A group of Democratic U.S. lawmakers also asked regulators and the
Justice Department for a probe into the role of Goldman Sachs in the
collapse of SVB, the office of U.S. Representative Adam Schiff said on
MARKET TROUBLES LINGER
Banking stocks globally have been battered since Silicon Valley Bank
collapsed, raising questions about other weaknesses in the wider
[to top of second column]
A view of the Credit Suisse office in
Singapore March 16, 2023. REUTERS/Caroline Chia
Shares in Credit Suisse, Switzerland's second-largest bank, closed
down 8% on Friday, with Morningstar Direct saying Credit Suisse had
seen more than $450 million in net outflows from its U.S. and
European managed funds from March 13 to 15.
Analysts, investors and bankers think the loan facility from the
Swiss central bank - which made it the first major global bank to
take up an emergency lifeline since the 2008 financial crisis - only
bought it time to work out what to do next.
Increased financial volatility and uncertainty about Credit Suisse's
future may cloud Switzerland's economic outlook, but the liquidity
support provided to the bank is unlikely to impact the country's
public finances, DBRS Morningstar wrote in a note to investors.
U.S. regional bank shares were fell sharply on Friday and the S&P
Banks index tumbled 4.6%, bringing its decline over the past two
weeks to 21.5%, its worst two-week calendar loss since the COVID-19
pandemic shook markets in March 2020.
First Republic Bank ended Friday down 32.8%, bringing its loss over
the last 10 sessions to more than 80%.
While support from some of the biggest names in U.S. banking

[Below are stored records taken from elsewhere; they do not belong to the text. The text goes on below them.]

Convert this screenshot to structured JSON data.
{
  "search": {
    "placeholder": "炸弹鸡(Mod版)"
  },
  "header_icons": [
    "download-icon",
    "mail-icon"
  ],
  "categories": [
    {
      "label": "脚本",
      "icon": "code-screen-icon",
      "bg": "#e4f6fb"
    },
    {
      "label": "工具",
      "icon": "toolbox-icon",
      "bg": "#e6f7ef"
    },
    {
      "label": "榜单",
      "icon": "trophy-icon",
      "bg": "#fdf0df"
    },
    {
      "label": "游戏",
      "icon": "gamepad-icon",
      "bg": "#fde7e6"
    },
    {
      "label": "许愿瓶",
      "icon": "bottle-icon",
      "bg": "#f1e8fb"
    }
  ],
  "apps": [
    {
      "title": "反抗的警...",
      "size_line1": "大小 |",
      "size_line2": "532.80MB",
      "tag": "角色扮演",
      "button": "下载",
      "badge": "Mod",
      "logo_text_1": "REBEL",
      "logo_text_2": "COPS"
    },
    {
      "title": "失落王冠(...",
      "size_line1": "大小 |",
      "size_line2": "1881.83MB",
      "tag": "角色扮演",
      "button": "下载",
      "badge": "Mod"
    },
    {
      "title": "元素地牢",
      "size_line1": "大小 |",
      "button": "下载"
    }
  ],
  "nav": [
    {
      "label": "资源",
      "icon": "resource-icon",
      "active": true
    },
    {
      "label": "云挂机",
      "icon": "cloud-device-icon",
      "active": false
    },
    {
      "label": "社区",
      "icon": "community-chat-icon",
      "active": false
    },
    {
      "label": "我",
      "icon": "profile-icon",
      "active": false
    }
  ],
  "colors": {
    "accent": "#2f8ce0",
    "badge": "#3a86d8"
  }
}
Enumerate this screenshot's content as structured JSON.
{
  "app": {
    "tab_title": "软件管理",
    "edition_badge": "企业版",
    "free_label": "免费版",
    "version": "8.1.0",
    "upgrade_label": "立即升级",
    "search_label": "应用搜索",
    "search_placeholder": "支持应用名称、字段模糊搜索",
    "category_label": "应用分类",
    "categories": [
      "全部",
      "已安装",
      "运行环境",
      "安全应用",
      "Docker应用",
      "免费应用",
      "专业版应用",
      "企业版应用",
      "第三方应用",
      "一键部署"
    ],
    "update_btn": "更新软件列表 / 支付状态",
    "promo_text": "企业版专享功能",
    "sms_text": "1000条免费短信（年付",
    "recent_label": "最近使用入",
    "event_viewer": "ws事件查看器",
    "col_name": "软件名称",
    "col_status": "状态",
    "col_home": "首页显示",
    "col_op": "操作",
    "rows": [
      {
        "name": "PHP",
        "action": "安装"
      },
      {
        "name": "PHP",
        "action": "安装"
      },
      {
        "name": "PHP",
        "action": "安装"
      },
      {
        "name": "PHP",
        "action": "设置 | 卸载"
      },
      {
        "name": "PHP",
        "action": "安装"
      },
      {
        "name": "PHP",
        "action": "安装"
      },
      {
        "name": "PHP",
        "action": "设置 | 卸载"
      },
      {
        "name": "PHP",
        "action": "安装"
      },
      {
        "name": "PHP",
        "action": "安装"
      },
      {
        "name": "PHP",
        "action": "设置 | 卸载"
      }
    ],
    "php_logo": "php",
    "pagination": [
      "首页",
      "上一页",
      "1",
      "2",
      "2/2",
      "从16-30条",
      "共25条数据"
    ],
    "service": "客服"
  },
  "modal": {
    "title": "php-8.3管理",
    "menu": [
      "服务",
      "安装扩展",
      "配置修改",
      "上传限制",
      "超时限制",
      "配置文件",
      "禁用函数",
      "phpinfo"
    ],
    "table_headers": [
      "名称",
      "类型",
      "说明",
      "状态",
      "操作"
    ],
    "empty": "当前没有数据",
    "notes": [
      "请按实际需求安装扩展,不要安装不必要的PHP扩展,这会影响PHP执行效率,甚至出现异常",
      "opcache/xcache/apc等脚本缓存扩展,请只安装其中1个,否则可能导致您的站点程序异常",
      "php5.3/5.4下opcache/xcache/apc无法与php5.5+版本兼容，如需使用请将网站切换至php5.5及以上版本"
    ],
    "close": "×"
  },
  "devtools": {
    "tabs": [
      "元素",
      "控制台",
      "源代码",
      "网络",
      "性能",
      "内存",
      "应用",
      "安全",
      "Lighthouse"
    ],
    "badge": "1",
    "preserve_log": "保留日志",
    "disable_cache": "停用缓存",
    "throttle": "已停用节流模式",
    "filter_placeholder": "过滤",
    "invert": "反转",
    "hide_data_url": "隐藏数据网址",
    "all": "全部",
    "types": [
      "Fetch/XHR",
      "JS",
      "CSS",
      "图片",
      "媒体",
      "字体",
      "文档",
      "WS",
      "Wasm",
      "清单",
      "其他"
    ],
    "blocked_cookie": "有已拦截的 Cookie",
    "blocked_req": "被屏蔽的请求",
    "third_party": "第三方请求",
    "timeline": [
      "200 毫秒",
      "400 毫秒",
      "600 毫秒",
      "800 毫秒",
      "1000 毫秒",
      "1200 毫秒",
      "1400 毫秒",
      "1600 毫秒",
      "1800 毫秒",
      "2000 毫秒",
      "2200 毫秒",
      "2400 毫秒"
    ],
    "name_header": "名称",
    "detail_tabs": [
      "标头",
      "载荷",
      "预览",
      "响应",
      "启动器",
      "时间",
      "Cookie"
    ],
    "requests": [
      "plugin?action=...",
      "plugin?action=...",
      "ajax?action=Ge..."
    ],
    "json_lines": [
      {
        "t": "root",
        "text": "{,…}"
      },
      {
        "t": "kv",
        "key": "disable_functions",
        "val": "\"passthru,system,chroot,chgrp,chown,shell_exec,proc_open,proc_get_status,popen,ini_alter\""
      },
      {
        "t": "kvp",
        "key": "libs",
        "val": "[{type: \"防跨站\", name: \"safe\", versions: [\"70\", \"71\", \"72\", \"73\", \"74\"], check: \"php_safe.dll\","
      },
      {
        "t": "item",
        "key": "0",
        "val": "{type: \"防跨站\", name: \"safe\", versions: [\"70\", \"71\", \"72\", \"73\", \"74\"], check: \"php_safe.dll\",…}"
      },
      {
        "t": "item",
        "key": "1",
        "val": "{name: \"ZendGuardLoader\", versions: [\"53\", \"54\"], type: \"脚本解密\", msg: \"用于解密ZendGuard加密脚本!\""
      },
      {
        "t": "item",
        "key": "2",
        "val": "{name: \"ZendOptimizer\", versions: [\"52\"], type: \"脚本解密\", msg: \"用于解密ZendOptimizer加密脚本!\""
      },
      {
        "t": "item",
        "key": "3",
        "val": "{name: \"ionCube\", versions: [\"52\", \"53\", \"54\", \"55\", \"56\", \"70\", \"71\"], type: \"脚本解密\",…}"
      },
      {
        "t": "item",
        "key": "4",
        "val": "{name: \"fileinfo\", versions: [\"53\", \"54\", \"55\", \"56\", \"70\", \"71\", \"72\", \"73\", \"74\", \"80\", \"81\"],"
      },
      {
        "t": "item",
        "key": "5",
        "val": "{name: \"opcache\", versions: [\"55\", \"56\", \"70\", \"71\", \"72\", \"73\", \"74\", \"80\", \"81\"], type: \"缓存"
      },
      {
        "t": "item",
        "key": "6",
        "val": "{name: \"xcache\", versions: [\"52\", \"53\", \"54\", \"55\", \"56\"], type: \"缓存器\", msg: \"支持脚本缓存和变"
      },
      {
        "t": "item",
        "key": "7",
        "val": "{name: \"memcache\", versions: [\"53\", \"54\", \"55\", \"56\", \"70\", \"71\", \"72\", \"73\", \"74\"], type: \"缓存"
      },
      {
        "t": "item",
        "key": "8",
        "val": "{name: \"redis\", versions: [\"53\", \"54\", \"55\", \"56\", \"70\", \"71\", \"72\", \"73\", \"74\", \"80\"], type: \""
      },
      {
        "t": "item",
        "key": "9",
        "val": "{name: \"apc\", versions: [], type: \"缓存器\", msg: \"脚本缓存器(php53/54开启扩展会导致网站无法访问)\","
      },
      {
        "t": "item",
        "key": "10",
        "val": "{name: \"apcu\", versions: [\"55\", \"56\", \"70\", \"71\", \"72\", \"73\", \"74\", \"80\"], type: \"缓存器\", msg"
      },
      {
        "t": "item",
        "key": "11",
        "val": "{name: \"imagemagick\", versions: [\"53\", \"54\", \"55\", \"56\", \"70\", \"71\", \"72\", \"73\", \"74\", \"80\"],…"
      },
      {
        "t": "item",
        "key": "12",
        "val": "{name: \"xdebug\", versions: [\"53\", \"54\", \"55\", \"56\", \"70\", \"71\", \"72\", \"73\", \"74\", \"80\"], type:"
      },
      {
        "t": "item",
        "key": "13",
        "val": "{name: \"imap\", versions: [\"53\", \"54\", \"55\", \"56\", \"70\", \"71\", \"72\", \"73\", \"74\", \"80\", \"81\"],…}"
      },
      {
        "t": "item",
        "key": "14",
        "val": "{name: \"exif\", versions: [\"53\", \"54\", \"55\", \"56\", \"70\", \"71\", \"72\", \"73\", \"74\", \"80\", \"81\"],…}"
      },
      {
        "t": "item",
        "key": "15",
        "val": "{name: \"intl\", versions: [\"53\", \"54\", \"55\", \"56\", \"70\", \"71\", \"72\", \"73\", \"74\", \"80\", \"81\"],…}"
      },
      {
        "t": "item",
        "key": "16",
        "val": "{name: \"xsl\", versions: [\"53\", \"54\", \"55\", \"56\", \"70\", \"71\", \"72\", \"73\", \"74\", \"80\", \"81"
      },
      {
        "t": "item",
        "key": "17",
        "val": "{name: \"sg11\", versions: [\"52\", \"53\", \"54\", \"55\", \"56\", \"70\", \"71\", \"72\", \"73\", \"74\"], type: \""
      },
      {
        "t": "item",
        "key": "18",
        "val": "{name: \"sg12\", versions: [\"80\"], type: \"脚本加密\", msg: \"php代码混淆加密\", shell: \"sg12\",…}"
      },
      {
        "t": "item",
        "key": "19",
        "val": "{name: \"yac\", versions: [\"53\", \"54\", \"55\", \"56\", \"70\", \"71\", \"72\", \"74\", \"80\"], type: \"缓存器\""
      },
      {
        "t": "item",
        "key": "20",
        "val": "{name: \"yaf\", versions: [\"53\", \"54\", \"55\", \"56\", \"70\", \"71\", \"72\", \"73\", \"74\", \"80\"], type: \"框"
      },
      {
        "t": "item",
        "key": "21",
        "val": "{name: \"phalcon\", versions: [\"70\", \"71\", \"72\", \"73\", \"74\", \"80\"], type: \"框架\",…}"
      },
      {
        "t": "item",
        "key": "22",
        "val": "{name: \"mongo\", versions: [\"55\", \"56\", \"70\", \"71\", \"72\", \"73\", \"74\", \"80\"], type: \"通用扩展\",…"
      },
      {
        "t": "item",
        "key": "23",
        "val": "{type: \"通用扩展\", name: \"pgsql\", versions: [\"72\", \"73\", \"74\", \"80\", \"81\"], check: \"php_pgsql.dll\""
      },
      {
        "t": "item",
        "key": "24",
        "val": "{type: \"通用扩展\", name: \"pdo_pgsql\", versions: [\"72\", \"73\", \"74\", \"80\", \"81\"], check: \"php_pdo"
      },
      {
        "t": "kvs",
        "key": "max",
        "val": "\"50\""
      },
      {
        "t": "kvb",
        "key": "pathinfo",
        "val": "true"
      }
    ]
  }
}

prevented its collapse this week, investors were startled by First
Republic's late disclosures on its cash position and just how much
emergency liquidity it needed.
"It appears that maybe the damage has been done to the brand
reputation of First Republic. (It) is a shame because it was a high
quality, well run bank," said John Petrides, portfolio manager at
Tocqueville Asset Management.
Earlier on Friday, SVB Financial Group said it had filed for a
court-supervised reorganisation, days after its former banking unit
SVB was taken over by U.S. regulators.
Regulators have asked banks interested in buying SVB and Signature
Bank to submit bids by Friday, people familiar with the matter have
said. U.S. regulators are willing to consider having the government
backstop losses at SVB and Signature Bank if it helps push through a
sale, the Financial Times reported on Friday, citing people briefed
on the matter.
Authorities have repeatedly tried to emphasise that the current
turmoil is different than the global financial crisis 15 years ago
as banks are better capitalised and funds more easily available -
but their assurances have often fallen on deaf ears.
In an unusual move, the ECB held an ad hoc supervisory board
meeting, its second this week, to discuss the stresses and
volatility in the banking sector.
The supervisors were told deposits were stable across the euro zone
and exposure to Credit Suisse was immaterial, a source familiar with
the meeting's content told Reuters.
An ECB spokesperson declined to comment.
(Reporting by Pete Schroeder, Jeff Mason and Costas Pitas in
Washington, Shankar Ramakrishnan and Chuck Mikolajczak in New York,
Sumeet Chatterjee, Joice Alves in London, Alexandra Hudson in
Zurich, Francesco Canepa in Frankfurt and Medha Singh in Bengaluru,
Noel Randewich in Oakland, California; Writing by Deepa Babington,
Sam Holmes and Alexander Smith; Editing by Anna Driver, Matthew
Lewis and Diane Craft)
[© 2023 Thomson Reuters. All rights
This material may not be published,
broadcast, rewritten or redistributed.
Thompson Reuters is solely responsible for this content.